## SUPPLIED RECORDS:

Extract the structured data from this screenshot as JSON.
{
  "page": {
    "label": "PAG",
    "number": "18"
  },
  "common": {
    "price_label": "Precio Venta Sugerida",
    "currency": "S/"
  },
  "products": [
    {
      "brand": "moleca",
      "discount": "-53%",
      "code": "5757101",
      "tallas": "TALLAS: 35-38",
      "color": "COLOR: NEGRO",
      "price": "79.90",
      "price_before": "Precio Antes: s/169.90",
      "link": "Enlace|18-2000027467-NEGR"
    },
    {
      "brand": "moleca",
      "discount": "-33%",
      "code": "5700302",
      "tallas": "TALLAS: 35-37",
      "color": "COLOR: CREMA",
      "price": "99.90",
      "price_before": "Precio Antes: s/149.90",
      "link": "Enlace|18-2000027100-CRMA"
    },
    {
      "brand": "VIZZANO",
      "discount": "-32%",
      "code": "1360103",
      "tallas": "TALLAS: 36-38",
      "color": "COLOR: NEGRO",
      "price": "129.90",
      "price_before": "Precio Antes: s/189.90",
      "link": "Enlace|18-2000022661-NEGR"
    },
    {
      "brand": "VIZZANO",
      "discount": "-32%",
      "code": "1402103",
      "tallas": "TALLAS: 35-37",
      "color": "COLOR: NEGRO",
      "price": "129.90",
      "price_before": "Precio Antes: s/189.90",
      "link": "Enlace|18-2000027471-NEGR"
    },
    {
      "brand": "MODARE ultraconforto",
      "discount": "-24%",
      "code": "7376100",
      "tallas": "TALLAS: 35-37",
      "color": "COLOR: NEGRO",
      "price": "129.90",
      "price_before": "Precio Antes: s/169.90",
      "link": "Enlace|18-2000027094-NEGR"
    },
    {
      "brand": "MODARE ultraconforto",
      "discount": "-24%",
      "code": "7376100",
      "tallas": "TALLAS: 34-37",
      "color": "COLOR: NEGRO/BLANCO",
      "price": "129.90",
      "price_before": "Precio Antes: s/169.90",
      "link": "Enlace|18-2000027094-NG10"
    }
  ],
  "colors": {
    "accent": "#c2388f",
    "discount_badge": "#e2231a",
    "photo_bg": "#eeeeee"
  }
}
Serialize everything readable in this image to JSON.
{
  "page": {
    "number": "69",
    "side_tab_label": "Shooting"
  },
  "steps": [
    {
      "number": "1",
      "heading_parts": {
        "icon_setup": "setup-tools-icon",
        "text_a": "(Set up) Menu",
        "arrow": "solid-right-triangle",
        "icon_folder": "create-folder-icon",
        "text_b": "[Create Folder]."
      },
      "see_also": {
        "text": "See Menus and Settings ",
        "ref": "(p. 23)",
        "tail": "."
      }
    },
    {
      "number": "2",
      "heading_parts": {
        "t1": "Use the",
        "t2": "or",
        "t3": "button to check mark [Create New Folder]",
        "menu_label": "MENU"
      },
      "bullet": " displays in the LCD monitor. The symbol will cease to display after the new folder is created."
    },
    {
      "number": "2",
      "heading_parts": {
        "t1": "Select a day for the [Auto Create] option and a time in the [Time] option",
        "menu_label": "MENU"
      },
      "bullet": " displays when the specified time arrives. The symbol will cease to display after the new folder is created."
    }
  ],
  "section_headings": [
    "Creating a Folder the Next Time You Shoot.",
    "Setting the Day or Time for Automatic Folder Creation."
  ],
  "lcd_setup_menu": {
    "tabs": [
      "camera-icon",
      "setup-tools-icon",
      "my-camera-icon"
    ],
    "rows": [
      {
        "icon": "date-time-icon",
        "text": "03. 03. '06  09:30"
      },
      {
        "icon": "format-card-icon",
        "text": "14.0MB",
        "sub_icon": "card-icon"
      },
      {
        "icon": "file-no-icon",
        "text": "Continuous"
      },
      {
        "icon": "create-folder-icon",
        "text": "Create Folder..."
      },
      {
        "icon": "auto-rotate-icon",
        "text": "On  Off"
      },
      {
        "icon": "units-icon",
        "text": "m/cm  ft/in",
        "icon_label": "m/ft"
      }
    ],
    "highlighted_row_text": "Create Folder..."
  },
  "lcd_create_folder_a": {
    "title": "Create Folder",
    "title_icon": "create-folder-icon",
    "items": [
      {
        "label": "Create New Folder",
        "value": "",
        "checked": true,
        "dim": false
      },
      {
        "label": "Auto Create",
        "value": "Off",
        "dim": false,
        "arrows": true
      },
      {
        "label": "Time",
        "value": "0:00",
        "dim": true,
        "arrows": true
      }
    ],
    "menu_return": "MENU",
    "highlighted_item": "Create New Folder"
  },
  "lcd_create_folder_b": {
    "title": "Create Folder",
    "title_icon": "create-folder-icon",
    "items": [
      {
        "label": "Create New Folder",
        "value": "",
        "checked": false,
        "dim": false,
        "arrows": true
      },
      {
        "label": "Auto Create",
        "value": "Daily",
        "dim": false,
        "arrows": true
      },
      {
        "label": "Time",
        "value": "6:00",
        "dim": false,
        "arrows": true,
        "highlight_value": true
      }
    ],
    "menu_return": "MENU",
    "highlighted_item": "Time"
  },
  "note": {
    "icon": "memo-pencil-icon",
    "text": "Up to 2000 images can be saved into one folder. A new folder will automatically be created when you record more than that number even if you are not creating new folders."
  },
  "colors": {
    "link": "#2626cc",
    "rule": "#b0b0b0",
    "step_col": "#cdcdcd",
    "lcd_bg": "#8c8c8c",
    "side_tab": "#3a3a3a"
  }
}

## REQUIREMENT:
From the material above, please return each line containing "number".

## EXERCISE RESULT:
    "number": "18"
    "number": "69",
      "number": "1",
      "number": "2",
      "number": "2",
    "text": "Up to 2000 images can be saved into one folder. A new folder will automatically be created when you record more than that number even if you are not creating new folders."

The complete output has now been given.